Bruno's position is likely to trigger a major Albany battle because the Assembly's Democratic majority, largely consisting of New York City members, has promised to demand renewal of the laws.

The Republican governor, who faces reelection in 1998, carefully struck a moderate position as he discussed the politically explosive issue in an Associated Press interview.

"I want to have an intelligent, comprehensive approach to finding that common ground between the status quo and ending rent control precipitously," Pataki said. "We'll be working with the Assembly and the Senate and the city to broker that type of agreement."

Pataki called last year for letting landlords charge market rates when tenants vacate their apartments. But he refused to say yesterday whether he will push that plan again next year.

The governor said he will eventually propose his own rent law changes. Pataki said he wants the Assembly to submit its own proposal.

Bruno spokesman John McArdle welcomed Pataki's comments. "It sounds like he's supportive of what we're trying to achieve, but we'll wait to see his specific proposals," McArdle said.

Assembly Speaker Sheldon Silver (D-Manhattan), however, criticized Pataki.

"This is the governor preparing for reelection understanding there are apartments under regulation . . . and there are significant numbers of voters living in those apartments," Silver said.

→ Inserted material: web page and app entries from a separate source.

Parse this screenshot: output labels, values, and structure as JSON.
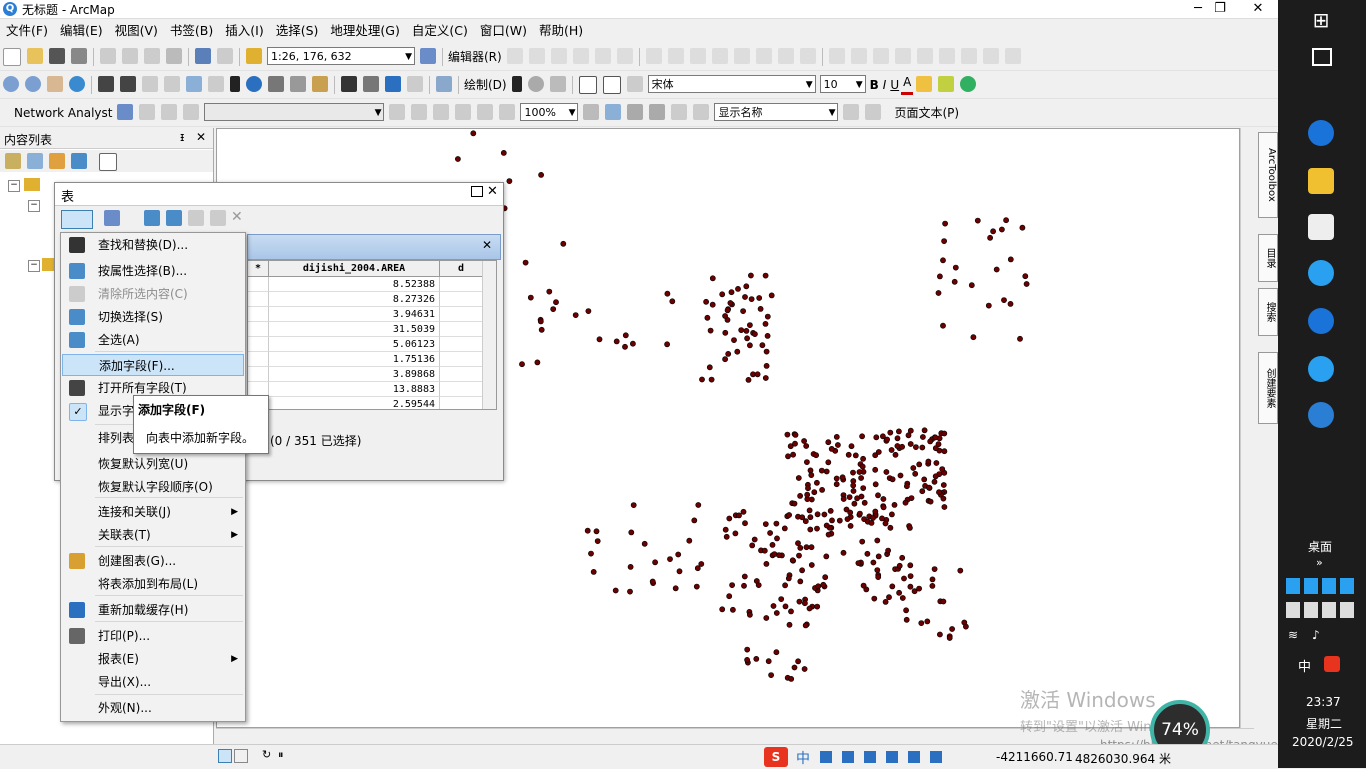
{
  "window": {
    "title": "无标题 - ArcMap",
    "minimize": "─",
    "restore": "❐",
    "close": "✕"
  },
  "menu": [
    "文件(F)",
    "编辑(E)",
    "视图(V)",
    "书签(B)",
    "插入(I)",
    "选择(S)",
    "地理处理(G)",
    "自定义(C)",
    "窗口(W)",
    "帮助(H)"
  ],
  "toolbar1": {
    "scale": "1:26, 176, 632",
    "editor": "编辑器(R)"
  },
  "toolbar2": {
    "draw": "绘制(D)",
    "font": "宋体",
    "font_size": "10",
    "bold": "B",
    "italic": "I",
    "underline": "U",
    "font_color_label": "A"
  },
  "toolbar3": {
    "network_analyst": "Network Analyst",
    "zoom": "100%",
    "display_name": "显示名称",
    "page_text": "页面文本(P)"
  },
  "toc": {
    "title": "内容列表",
    "pin": "ᵻ",
    "close": "✕"
  },
  "table_window": {
    "title": "表",
    "records_status": "(0 / 351 已选择)",
    "columns": [
      "*",
      "dijishi_2004.AREA",
      "d"
    ],
    "area_values": [
      "8.52388",
      "8.27326",
      "3.94631",
      "31.5039",
      "5.06123",
      "1.75136",
      "3.89868",
      "13.8883",
      "2.59544"
    ]
  },
  "context_menu": {
    "items": [
      {
        "label": "查找和替换(D)...",
        "icon": "binoculars-icon",
        "disabled": false
      },
      {
        "label": "按属性选择(B)...",
        "icon": "select-by-attributes-icon",
        "disabled": false
      },
      {
        "label": "清除所选内容(C)",
        "icon": "clear-selection-icon",
        "disabled": true
      },
      {
        "label": "切换选择(S)",
        "icon": "switch-selection-icon",
        "disabled": false
      },
      {
        "label": "全选(A)",
        "icon": "select-all-icon",
        "disabled": false
      },
      {
        "label": "添加字段(F)...",
        "icon": "",
        "disabled": false,
        "highlighted": true
      },
      {
        "label": "打开所有字段(T)",
        "icon": "fields-icon",
        "disabled": false
      },
      {
        "label": "显示字",
        "icon": "check-icon",
        "disabled": false
      },
      {
        "label": "排列表",
        "icon": "",
        "disabled": false,
        "submenu": true
      },
      {
        "label": "恢复默认列宽(U)",
        "icon": "",
        "disabled": false
      },
      {
        "label": "恢复默认字段顺序(O)",
        "icon": "",
        "disabled": false
      },
      {
        "label": "连接和关联(J)",
        "icon": "",
        "disabled": false,
        "submenu": true
      },
      {
        "label": "关联表(T)",
        "icon": "",
        "disabled": false,
        "submenu": true
      },
      {
        "label": "创建图表(G)...",
        "icon": "chart-icon",
        "disabled": false
      },
      {
        "label": "将表添加到布局(L)",
        "icon": "",
        "disabled": false
      },
      {
        "label": "重新加载缓存(H)",
        "icon": "refresh-icon",
        "disabled": false
      },
      {
        "label": "打印(P)...",
        "icon": "printer-icon",
        "disabled": false
      },
      {
        "label": "报表(E)",
        "icon": "",
        "disabled": false,
        "submenu": true
      },
      {
        "label": "导出(X)...",
        "icon": "",
        "disabled": false
      },
      {
        "label": "外观(N)...",
        "icon": "",
        "disabled": false
      }
    ],
    "submenu_arrow": "▶"
  },
  "tooltip": {
    "title": "添加字段(F)",
    "body": "向表中添加新字段。"
  },
  "right_dock": [
    "ArcToolbox",
    "目录",
    "搜索",
    "创建要素"
  ],
  "status_bar": {
    "x": "-4211660.71",
    "y": "4826030.964 米",
    "ime": "中"
  },
  "watermark": {
    "line1": "激活 Windows",
    "line2": "转到\"设置\"以激活 Windows。",
    "url": "https://blog.csdn.net/tangyuechenxi"
  },
  "cpu_percent": "74%",
  "taskbar": {
    "desktop": "桌面",
    "time": "23:37",
    "weekday": "星期二",
    "date": "2020/2/25",
    "ime": "中"
  },
  "colors": {
    "accent": "#cce4f7",
    "point": "#6b0000",
    "taskbar": "#1c1c1c"
  }
}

"Perhaps he's heard an outcry over the Bruno proposal from areas he wasn't expecting to hear it," Silver added.

Original Story Date: 12/12/96
Original Story Section: News Fix